_Records for this exercise:_
•••
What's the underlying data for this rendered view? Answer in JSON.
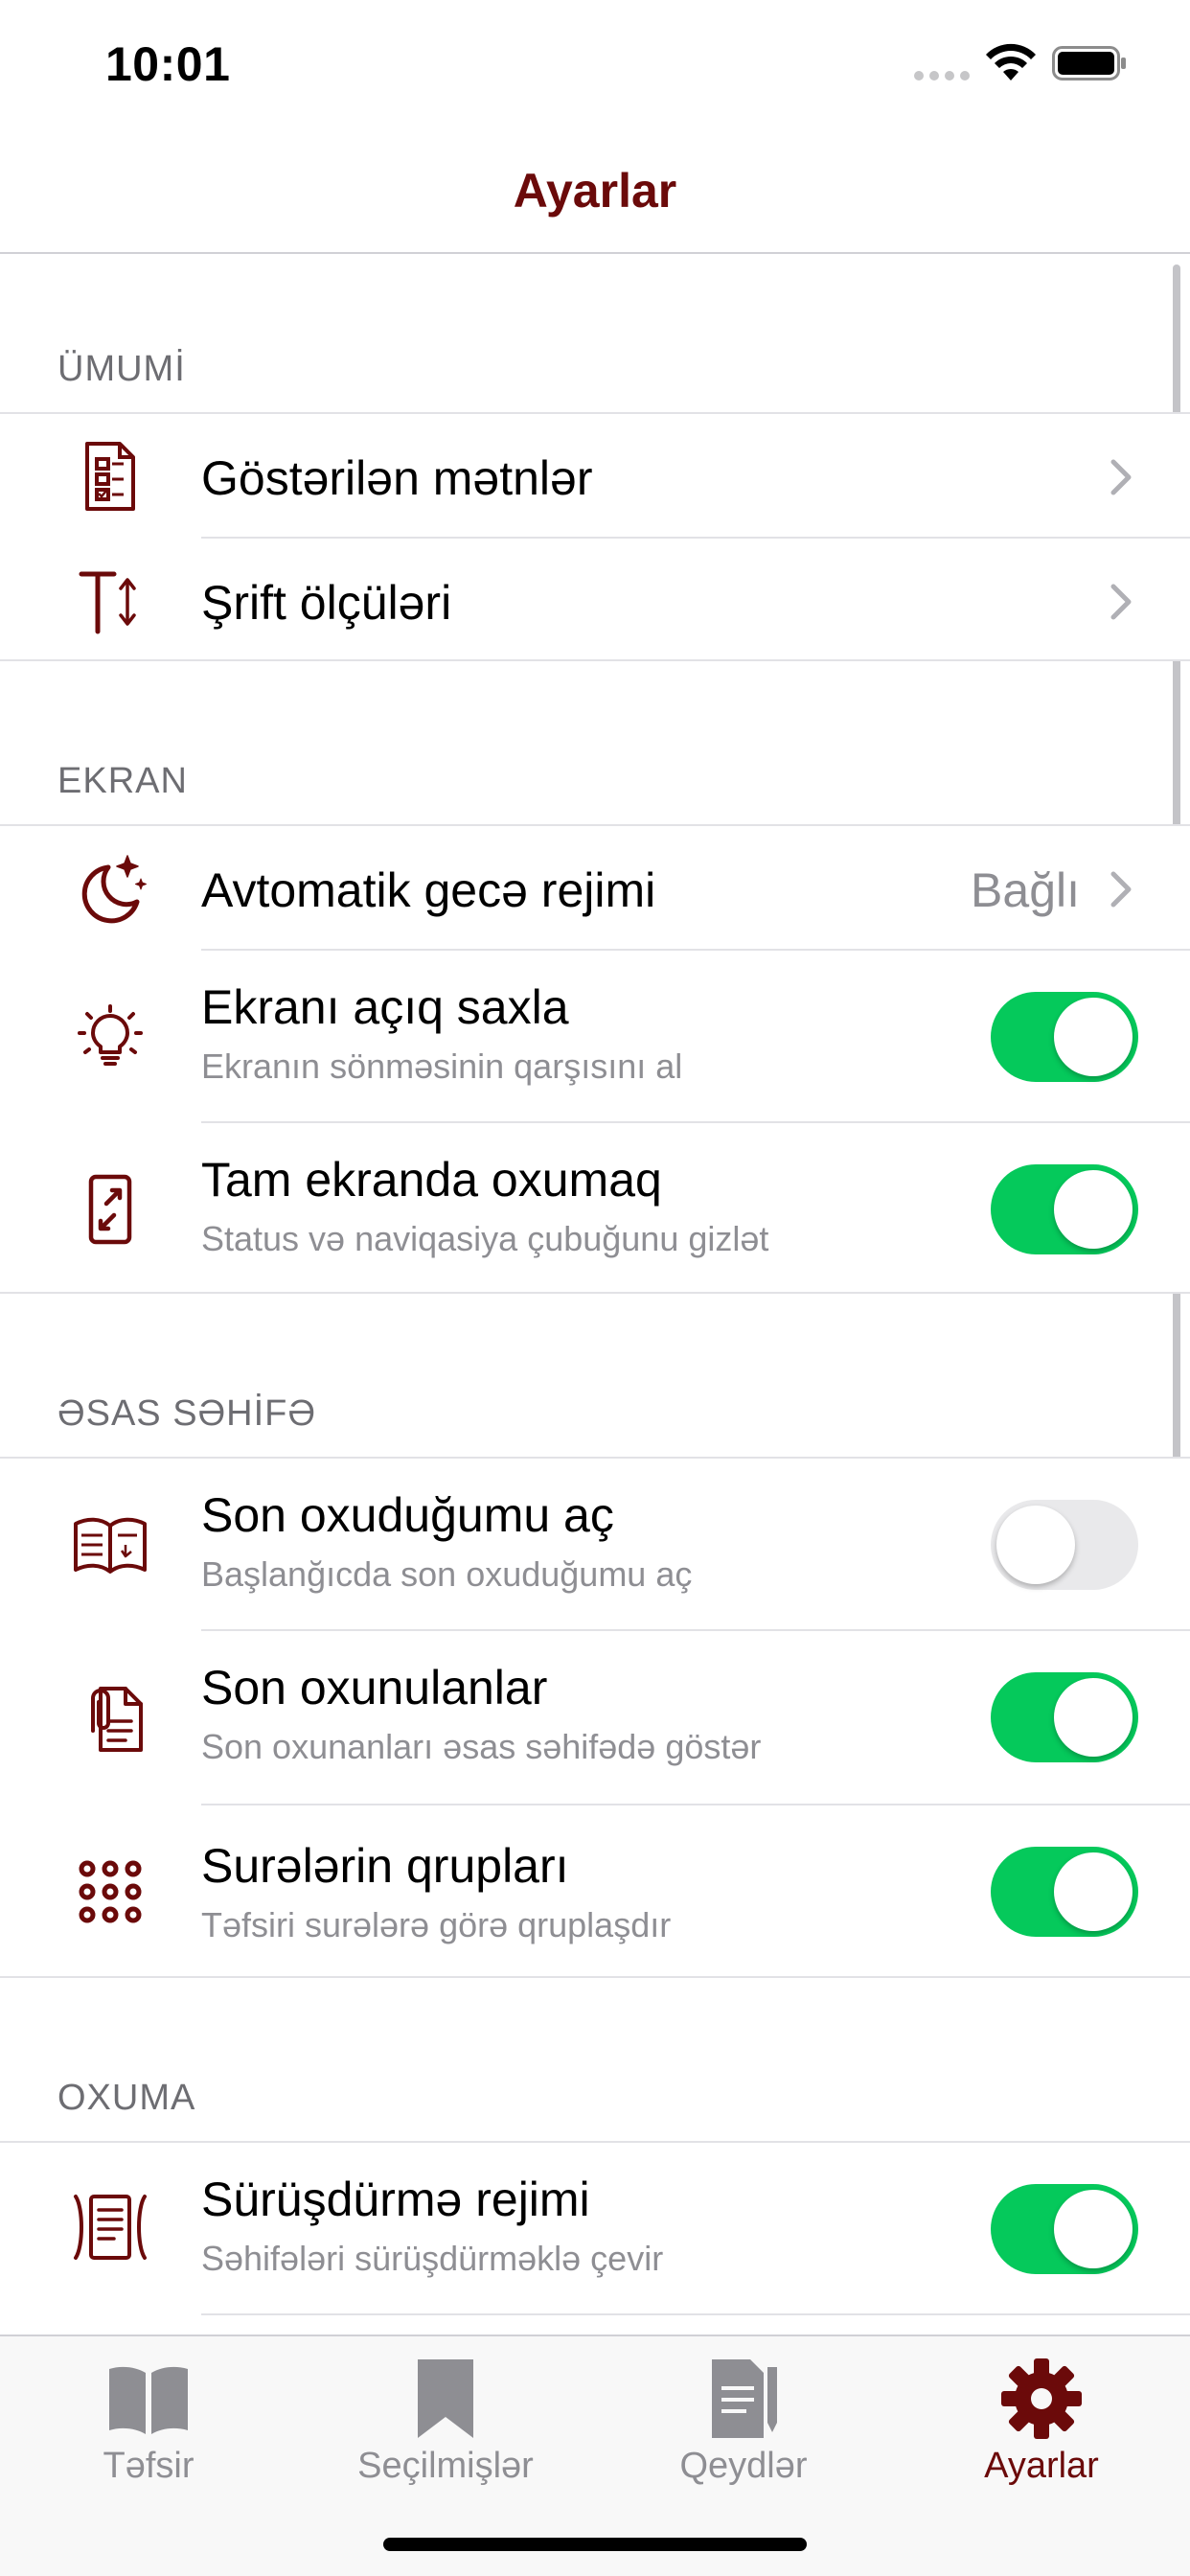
{
  "status_bar": {
    "time": "10:01"
  },
  "nav": {
    "title": "Ayarlar"
  },
  "sections": [
    {
      "header": "ÜMUMİ",
      "rows": [
        {
          "icon": "checklist-document-icon",
          "title": "Göstərilən mətnlər"
        },
        {
          "icon": "text-size-icon",
          "title": "Şrift ölçüləri"
        }
      ]
    },
    {
      "header": "EKRAN",
      "rows": [
        {
          "icon": "moon-stars-icon",
          "title": "Avtomatik gecə rejimi",
          "value": "Bağlı"
        },
        {
          "icon": "lightbulb-icon",
          "title": "Ekranı açıq saxla",
          "subtitle": "Ekranın sönməsinin qarşısını al",
          "toggle": true
        },
        {
          "icon": "fullscreen-icon",
          "title": "Tam ekranda oxumaq",
          "subtitle": "Status və naviqasiya çubuğunu gizlət",
          "toggle": true
        }
      ]
    },
    {
      "header": "ƏSAS SƏHİFƏ",
      "rows": [
        {
          "icon": "open-book-icon",
          "title": "Son oxuduğumu aç",
          "subtitle": "Başlanğıcda son oxuduğumu aç",
          "toggle": false
        },
        {
          "icon": "attachment-document-icon",
          "title": "Son oxunulanlar",
          "subtitle": "Son oxunanları əsas səhifədə göstər",
          "toggle": true
        },
        {
          "icon": "dots-grid-icon",
          "title": "Surələrin qrupları",
          "subtitle": "Təfsiri surələrə görə qruplaşdır",
          "toggle": true
        }
      ]
    },
    {
      "header": "OXUMA",
      "rows": [
        {
          "icon": "scroll-page-icon",
          "title": "Sürüşdürmə rejimi",
          "subtitle": "Səhifələri sürüşdürməklə çevir",
          "toggle": true
        }
      ]
    }
  ],
  "tabs": [
    {
      "label": "Təfsir",
      "icon": "book-icon",
      "active": false
    },
    {
      "label": "Seçilmişlər",
      "icon": "bookmark-icon",
      "active": false
    },
    {
      "label": "Qeydlər",
      "icon": "notes-icon",
      "active": false
    },
    {
      "label": "Ayarlar",
      "icon": "gear-icon",
      "active": true
    }
  ],
  "colors": {
    "accent": "#6b0a0a",
    "toggle_on": "#05c95b",
    "toggle_off": "#e9e9eb",
    "secondary_text": "#8e8e93",
    "tab_inactive": "#8e8e93"
  }
}
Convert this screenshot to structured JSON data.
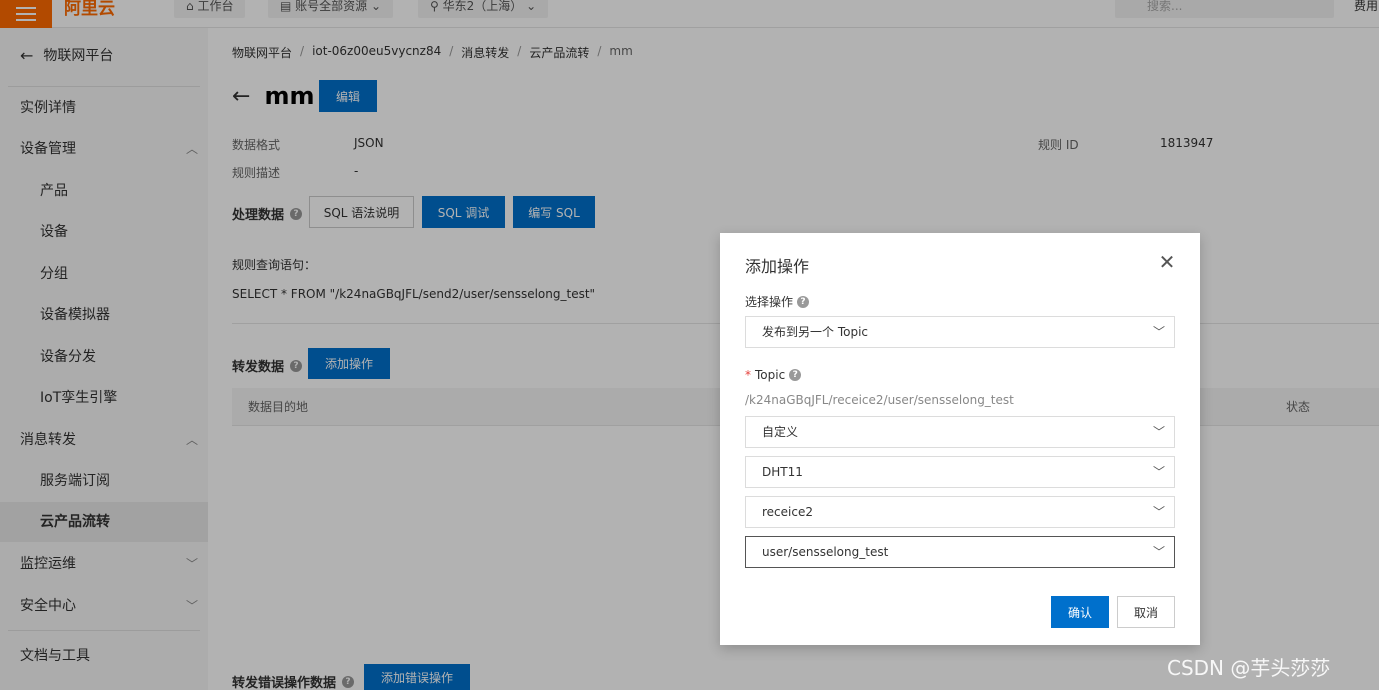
{
  "topbar": {
    "logo": "阿里云",
    "tabs": [
      "工作台",
      "账号全部资源",
      "华东2（上海）"
    ],
    "search_placeholder": "搜索...",
    "right_text": "费用"
  },
  "sidebar": {
    "back_label": "物联网平台",
    "items": [
      {
        "label": "实例详情"
      },
      {
        "label": "设备管理",
        "chevron": "up"
      },
      {
        "label": "产品"
      },
      {
        "label": "设备"
      },
      {
        "label": "分组"
      },
      {
        "label": "设备模拟器"
      },
      {
        "label": "设备分发"
      },
      {
        "label": "IoT孪生引擎"
      },
      {
        "label": "消息转发",
        "chevron": "up"
      },
      {
        "label": "服务端订阅"
      },
      {
        "label": "云产品流转",
        "active": true
      },
      {
        "label": "监控运维",
        "chevron": "down"
      },
      {
        "label": "安全中心",
        "chevron": "down"
      },
      {
        "label": "文档与工具"
      }
    ]
  },
  "breadcrumb": [
    "物联网平台",
    "iot-06z00eu5vycnz84",
    "消息转发",
    "云产品流转",
    "mm"
  ],
  "page": {
    "title": "mm",
    "edit_label": "编辑",
    "data_format_label": "数据格式",
    "data_format_value": "JSON",
    "rule_id_label": "规则 ID",
    "rule_id_value": "1813947",
    "rule_desc_label": "规则描述",
    "rule_desc_value": "-",
    "process_title": "处理数据",
    "sql_help_label": "SQL 语法说明",
    "sql_debug_label": "SQL 调试",
    "sql_write_label": "编写 SQL",
    "query_label": "规则查询语句：",
    "query_value": "SELECT * FROM \"/k24naGBqJFL/send2/user/sensselong_test\"",
    "forward_title": "转发数据",
    "add_action_label": "添加操作",
    "col_destination": "数据目的地",
    "col_status": "状态",
    "error_title": "转发错误操作数据",
    "add_error_action_label": "添加错误操作"
  },
  "dialog": {
    "title": "添加操作",
    "select_action_label": "选择操作",
    "select_action_value": "发布到另一个 Topic",
    "topic_required": "*",
    "topic_label": "Topic",
    "topic_hint": "/k24naGBqJFL/receice2/user/sensselong_test",
    "topic_type": "自定义",
    "product": "DHT11",
    "device": "receice2",
    "topic_suffix": "user/sensselong_test",
    "confirm_label": "确认",
    "cancel_label": "取消"
  },
  "watermark": "CSDN @芋头莎莎"
}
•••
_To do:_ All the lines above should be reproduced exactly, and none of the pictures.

_Problem solution:_
What's the underlying data for this rendered view? Answer in JSON.
{
  "status_bar": {
    "time": "10:01"
  },
  "nav": {
    "title": "Ayarlar"
  },
  "sections": [
    {
      "header": "ÜMUMİ",
      "rows": [
        {
          "icon": "checklist-document-icon",
          "title": "Göstərilən mətnlər"
        },
        {
          "icon": "text-size-icon",
          "title": "Şrift ölçüləri"
        }
      ]
    },
    {
      "header": "EKRAN",
      "rows": [
        {
          "icon": "moon-stars-icon",
          "title": "Avtomatik gecə rejimi",
          "value": "Bağlı"
        },
        {
          "icon": "lightbulb-icon",
          "title": "Ekranı açıq saxla",
          "subtitle": "Ekranın sönməsinin qarşısını al",
          "toggle": true
        },
        {
          "icon": "fullscreen-icon",
          "title": "Tam ekranda oxumaq",
          "subtitle": "Status və naviqasiya çubuğunu gizlət",
          "toggle": true
        }
      ]
    },
    {
      "header": "ƏSAS SƏHİFƏ",
      "rows": [
        {
          "icon": "open-book-icon",
          "title": "Son oxuduğumu aç",
          "subtitle": "Başlanğıcda son oxuduğumu aç",
          "toggle": false
        },
        {
          "icon": "attachment-document-icon",
          "title": "Son oxunulanlar",
          "subtitle": "Son oxunanları əsas səhifədə göstər",
          "toggle": true
        },
        {
          "icon": "dots-grid-icon",
          "title": "Surələrin qrupları",
          "subtitle": "Təfsiri surələrə görə qruplaşdır",
          "toggle": true
        }
      ]
    },
    {
      "header": "OXUMA",
      "rows": [
        {
          "icon": "scroll-page-icon",
          "title": "Sürüşdürmə rejimi",
          "subtitle": "Səhifələri sürüşdürməklə çevir",
          "toggle": true
        }
      ]
    }
  ],
  "tabs": [
    {
      "label": "Təfsir",
      "icon": "book-icon",
      "active": false
    },
    {
      "label": "Seçilmişlər",
      "icon": "bookmark-icon",
      "active": false
    },
    {
      "label": "Qeydlər",
      "icon": "notes-icon",
      "active": false
    },
    {
      "label": "Ayarlar",
      "icon": "gear-icon",
      "active": true
    }
  ],
  "colors": {
    "accent": "#6b0a0a",
    "toggle_on": "#05c95b",
    "toggle_off": "#e9e9eb",
    "secondary_text": "#8e8e93",
    "tab_inactive": "#8e8e93"
  }
}
Convert this screenshot to structured JSON data.
{
  "topbar": {
    "logo": "阿里云",
    "tabs": [
      "工作台",
      "账号全部资源",
      "华东2（上海）"
    ],
    "search_placeholder": "搜索...",
    "right_text": "费用"
  },
  "sidebar": {
    "back_label": "物联网平台",
    "items": [
      {
        "label": "实例详情"
      },
      {
        "label": "设备管理",
        "chevron": "up"
      },
      {
        "label": "产品"
      },
      {
        "label": "设备"
      },
      {
        "label": "分组"
      },
      {
        "label": "设备模拟器"
      },
      {
        "label": "设备分发"
      },
      {
        "label": "IoT孪生引擎"
      },
      {
        "label": "消息转发",
        "chevron": "up"
      },
      {
        "label": "服务端订阅"
      },
      {
        "label": "云产品流转",
        "active": true
      },
      {
        "label": "监控运维",
        "chevron": "down"
      },
      {
        "label": "安全中心",
        "chevron": "down"
      },
      {
        "label": "文档与工具"
      }
    ]
  },
  "breadcrumb": [
    "物联网平台",
    "iot-06z00eu5vycnz84",
    "消息转发",
    "云产品流转",
    "mm"
  ],
  "page": {
    "title": "mm",
    "edit_label": "编辑",
    "data_format_label": "数据格式",
    "data_format_value": "JSON",
    "rule_id_label": "规则 ID",
    "rule_id_value": "1813947",
    "rule_desc_label": "规则描述",
    "rule_desc_value": "-",
    "process_title": "处理数据",
    "sql_help_label": "SQL 语法说明",
    "sql_debug_label": "SQL 调试",
    "sql_write_label": "编写 SQL",
    "query_label": "规则查询语句：",
    "query_value": "SELECT * FROM \"/k24naGBqJFL/send2/user/sensselong_test\"",
    "forward_title": "转发数据",
    "add_action_label": "添加操作",
    "col_destination": "数据目的地",
    "col_status": "状态",
    "error_title": "转发错误操作数据",
    "add_error_action_label": "添加错误操作"
  },
  "dialog": {
    "title": "添加操作",
    "select_action_label": "选择操作",
    "select_action_value": "发布到另一个 Topic",
    "topic_required": "*",
    "topic_label": "Topic",
    "topic_hint": "/k24naGBqJFL/receice2/user/sensselong_test",
    "topic_type": "自定义",
    "product": "DHT11",
    "device": "receice2",
    "topic_suffix": "user/sensselong_test",
    "confirm_label": "确认",
    "cancel_label": "取消"
  },
  "watermark": "CSDN @芋头莎莎"
}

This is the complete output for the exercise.